They say all the nine pairs of the western tragopan which were hit by a serious bacterial infection in 2010 have not only recuperated but have also multiplied after a gap of two years.
“Seven chicks have been born. They are now three weeks old and shaping up well,” said Principal Chief Conservator (Wildlife) RK Sood.
He said almost all the birds at the Saharan pheasantry, located 160 km from Shimla, have recovered from the infection.
They were hit by E. coli bacteria in May 2010, leading to the death of three.
Since then, there have been doubts about the future of the Central Zoo Authority-supported conservation breeding project at Saharan, the only breeding programme of pheasants in the country. The wildlife authorities were forced to abort their breeding for the time being.
Sood said a total of 40 eggs were laid by the birds in six clutches this season.
“From one clutch, three chicks hatched. The remaining four chicks produced from two clutches – two from each clutch. Their success in breeding indicated that the birds have fully recovered from the infection,” he added.
Officials said three females are still involved in brooding.
Unlike the past, the caretakers have not used broody hens to hatch eggs. “The eggs were hatched by natural mothers,” an official said.
He said for the first time the wildlife department has taken the help of the Wildlife Institute of India (WWI) to look after the health and diet needs of the birds.
“On the advice of the WWI, we have stopped ‘physiological technique’. The birds were allowed to breed under natural conditions,” the principal chief conservator said.
Last year the caretakers used the “physiological technique” to control the breeding process. They have shortened the daylight hours by covering the enclosures with tarpaulins from 4 p.m. to 9 a.m. every day. This helps in retarding further breeding.

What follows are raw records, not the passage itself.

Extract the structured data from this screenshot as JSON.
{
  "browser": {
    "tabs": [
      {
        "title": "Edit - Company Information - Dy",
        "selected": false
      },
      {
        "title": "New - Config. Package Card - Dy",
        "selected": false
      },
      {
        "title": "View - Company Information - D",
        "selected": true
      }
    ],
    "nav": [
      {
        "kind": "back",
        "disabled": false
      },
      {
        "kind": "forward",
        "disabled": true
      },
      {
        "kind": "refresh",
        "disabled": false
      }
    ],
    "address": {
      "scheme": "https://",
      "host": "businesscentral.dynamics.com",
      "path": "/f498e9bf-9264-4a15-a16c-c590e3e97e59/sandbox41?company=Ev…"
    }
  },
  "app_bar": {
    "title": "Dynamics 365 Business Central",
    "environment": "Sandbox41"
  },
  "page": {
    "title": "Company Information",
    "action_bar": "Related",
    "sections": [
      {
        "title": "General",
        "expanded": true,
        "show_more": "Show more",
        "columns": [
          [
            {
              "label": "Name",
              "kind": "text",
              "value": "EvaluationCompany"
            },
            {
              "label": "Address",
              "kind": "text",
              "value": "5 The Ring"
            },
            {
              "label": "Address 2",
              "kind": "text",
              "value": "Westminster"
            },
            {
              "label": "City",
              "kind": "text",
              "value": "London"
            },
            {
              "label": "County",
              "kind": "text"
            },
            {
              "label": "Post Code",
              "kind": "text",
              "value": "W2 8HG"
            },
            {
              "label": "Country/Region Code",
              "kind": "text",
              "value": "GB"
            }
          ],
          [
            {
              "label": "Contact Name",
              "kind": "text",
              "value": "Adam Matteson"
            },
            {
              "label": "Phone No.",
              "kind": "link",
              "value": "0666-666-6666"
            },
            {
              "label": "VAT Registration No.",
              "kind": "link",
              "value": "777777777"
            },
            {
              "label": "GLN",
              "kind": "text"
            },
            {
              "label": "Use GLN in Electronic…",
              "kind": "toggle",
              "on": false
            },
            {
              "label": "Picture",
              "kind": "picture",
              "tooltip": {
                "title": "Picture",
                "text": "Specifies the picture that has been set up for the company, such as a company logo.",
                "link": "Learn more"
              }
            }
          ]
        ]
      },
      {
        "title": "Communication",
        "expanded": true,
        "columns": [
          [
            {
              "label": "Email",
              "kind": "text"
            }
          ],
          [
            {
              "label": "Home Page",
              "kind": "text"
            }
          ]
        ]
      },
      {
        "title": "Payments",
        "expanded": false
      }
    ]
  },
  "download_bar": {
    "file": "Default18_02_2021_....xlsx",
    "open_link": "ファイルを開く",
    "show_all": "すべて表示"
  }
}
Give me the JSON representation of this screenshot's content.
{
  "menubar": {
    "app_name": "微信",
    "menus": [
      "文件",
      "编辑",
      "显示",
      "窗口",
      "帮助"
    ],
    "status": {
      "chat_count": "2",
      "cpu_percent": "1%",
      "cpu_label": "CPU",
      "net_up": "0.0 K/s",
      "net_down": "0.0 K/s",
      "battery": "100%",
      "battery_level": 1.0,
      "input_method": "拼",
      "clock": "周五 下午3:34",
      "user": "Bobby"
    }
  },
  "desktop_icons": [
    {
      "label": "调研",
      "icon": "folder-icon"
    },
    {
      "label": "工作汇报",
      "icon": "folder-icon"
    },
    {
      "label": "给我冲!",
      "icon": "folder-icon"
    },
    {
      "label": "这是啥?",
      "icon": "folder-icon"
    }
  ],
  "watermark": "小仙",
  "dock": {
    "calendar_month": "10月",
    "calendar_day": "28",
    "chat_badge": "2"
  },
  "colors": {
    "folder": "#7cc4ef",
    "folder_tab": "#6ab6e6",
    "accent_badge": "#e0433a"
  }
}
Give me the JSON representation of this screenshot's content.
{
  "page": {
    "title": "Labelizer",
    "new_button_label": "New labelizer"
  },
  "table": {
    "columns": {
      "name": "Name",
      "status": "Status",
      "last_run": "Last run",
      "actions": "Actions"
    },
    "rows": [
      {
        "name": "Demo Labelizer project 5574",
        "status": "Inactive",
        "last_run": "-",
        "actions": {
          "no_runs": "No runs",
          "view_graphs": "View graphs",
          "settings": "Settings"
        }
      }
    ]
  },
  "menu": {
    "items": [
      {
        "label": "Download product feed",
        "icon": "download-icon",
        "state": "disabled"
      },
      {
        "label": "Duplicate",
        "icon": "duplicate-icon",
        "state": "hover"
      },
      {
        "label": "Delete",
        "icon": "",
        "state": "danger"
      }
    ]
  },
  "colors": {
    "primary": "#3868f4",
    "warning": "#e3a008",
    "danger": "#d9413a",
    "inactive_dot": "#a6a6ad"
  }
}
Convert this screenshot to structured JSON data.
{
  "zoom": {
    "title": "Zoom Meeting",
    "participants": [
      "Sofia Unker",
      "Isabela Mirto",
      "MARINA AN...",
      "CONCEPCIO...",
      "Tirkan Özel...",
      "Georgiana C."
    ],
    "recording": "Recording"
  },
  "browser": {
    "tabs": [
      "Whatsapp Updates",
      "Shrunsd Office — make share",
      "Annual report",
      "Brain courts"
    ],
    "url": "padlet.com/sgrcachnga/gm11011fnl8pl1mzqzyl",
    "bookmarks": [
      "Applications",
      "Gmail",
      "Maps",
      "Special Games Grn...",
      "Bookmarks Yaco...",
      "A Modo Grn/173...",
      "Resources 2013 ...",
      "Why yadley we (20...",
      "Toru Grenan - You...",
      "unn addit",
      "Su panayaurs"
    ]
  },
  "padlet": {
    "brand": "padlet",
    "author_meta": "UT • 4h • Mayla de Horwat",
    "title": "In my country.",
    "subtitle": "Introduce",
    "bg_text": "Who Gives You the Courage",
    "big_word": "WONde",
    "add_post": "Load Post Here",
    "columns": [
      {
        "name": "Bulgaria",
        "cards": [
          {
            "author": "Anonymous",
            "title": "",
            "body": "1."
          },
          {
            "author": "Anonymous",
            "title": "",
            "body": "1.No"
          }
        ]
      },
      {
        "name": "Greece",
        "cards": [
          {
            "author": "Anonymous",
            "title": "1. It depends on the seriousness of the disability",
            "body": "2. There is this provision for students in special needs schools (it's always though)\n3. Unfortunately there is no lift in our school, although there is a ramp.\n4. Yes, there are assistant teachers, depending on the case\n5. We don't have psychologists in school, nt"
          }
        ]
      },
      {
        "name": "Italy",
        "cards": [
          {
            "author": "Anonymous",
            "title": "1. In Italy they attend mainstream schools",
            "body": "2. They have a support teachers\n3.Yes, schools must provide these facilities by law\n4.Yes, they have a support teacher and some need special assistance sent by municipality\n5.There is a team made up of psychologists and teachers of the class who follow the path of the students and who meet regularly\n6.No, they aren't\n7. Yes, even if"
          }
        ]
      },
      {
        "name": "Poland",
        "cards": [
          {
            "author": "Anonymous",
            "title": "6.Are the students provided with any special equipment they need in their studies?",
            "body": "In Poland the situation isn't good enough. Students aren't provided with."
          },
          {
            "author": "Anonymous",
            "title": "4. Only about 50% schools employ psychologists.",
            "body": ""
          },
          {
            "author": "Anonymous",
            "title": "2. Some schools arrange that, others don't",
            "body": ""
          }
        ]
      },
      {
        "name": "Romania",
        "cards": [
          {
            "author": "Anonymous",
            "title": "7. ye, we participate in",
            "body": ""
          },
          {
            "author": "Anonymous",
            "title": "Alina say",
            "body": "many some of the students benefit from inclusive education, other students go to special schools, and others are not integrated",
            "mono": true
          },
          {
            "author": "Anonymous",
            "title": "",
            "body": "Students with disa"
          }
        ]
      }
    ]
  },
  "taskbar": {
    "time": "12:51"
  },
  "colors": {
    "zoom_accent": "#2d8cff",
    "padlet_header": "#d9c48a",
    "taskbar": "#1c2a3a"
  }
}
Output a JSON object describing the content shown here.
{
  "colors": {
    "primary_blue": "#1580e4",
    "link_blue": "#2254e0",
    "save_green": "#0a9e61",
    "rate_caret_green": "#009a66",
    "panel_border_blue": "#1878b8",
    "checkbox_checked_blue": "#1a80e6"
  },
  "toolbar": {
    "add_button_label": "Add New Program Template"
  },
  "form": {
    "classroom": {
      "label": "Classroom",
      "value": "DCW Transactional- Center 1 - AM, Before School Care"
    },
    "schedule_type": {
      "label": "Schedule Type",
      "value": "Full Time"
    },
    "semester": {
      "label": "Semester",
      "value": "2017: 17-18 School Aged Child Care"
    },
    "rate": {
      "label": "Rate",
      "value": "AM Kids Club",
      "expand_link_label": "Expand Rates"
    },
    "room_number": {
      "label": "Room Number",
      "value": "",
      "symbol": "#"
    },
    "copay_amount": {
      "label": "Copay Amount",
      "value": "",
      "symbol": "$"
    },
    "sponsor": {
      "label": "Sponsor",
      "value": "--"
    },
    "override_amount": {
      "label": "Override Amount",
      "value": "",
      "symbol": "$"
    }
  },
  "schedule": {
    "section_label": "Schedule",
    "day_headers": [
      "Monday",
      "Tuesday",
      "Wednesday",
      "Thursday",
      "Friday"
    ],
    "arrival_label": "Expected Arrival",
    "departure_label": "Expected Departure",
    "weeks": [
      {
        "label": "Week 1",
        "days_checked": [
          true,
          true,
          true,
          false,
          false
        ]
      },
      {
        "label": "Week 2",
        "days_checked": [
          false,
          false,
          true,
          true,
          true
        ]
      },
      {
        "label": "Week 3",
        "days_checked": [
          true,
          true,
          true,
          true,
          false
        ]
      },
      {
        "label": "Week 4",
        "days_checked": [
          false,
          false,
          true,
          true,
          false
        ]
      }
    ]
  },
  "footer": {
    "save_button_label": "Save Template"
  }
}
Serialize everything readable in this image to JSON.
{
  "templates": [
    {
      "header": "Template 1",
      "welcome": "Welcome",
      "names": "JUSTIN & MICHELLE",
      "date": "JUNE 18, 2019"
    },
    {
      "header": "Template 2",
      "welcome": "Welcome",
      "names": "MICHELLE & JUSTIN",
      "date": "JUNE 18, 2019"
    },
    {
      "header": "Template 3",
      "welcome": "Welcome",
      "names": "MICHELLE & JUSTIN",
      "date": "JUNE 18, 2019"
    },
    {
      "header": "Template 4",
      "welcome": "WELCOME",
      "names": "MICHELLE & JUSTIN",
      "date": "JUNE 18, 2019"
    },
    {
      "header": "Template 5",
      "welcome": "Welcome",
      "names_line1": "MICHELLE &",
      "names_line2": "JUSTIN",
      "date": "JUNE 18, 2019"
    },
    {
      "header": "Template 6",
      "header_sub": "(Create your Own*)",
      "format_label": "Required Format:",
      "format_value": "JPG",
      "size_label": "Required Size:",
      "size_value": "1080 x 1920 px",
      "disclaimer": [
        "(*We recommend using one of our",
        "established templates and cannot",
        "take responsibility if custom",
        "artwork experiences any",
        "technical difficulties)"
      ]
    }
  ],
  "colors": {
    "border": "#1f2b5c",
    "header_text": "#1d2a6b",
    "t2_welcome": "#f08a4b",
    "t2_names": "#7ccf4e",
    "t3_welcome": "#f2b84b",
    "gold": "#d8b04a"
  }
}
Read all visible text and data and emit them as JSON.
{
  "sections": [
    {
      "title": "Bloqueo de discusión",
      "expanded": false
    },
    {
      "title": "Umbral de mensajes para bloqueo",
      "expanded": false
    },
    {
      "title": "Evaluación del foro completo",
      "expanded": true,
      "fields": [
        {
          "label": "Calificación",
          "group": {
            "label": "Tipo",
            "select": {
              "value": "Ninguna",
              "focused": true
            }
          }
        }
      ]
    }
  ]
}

The species normally breeds from May to July when the days are longer.
According to the wildlife officials, 22 chicks, except seven this year, have been born since 1993, when the first breeding in captivity took place in the world. So far five chicks have died natural deaths.
The western tragopan, which is also the state bird, is listed in the Red Data Book of the International Union for Conservation of Nature (IUCN), a compendium of species facing extinction.
The western tragopan belongs to the family Phasianidae, which also includes peafowl and red jungle fowl. It is the least studied bird in the world and therefore its population estimates are unavailable.
Himachal wildlife officials say they have regularly sighted the pheasant at the Great Himalayan National Park in the Kullu Valley.
Being a shy bird, it is rarely sighted and is found at an altitude of 2,000 to 3,600 metres in the temperate forests of Jammu and Kashmir, Himachal Pradesh and Uttarakhand.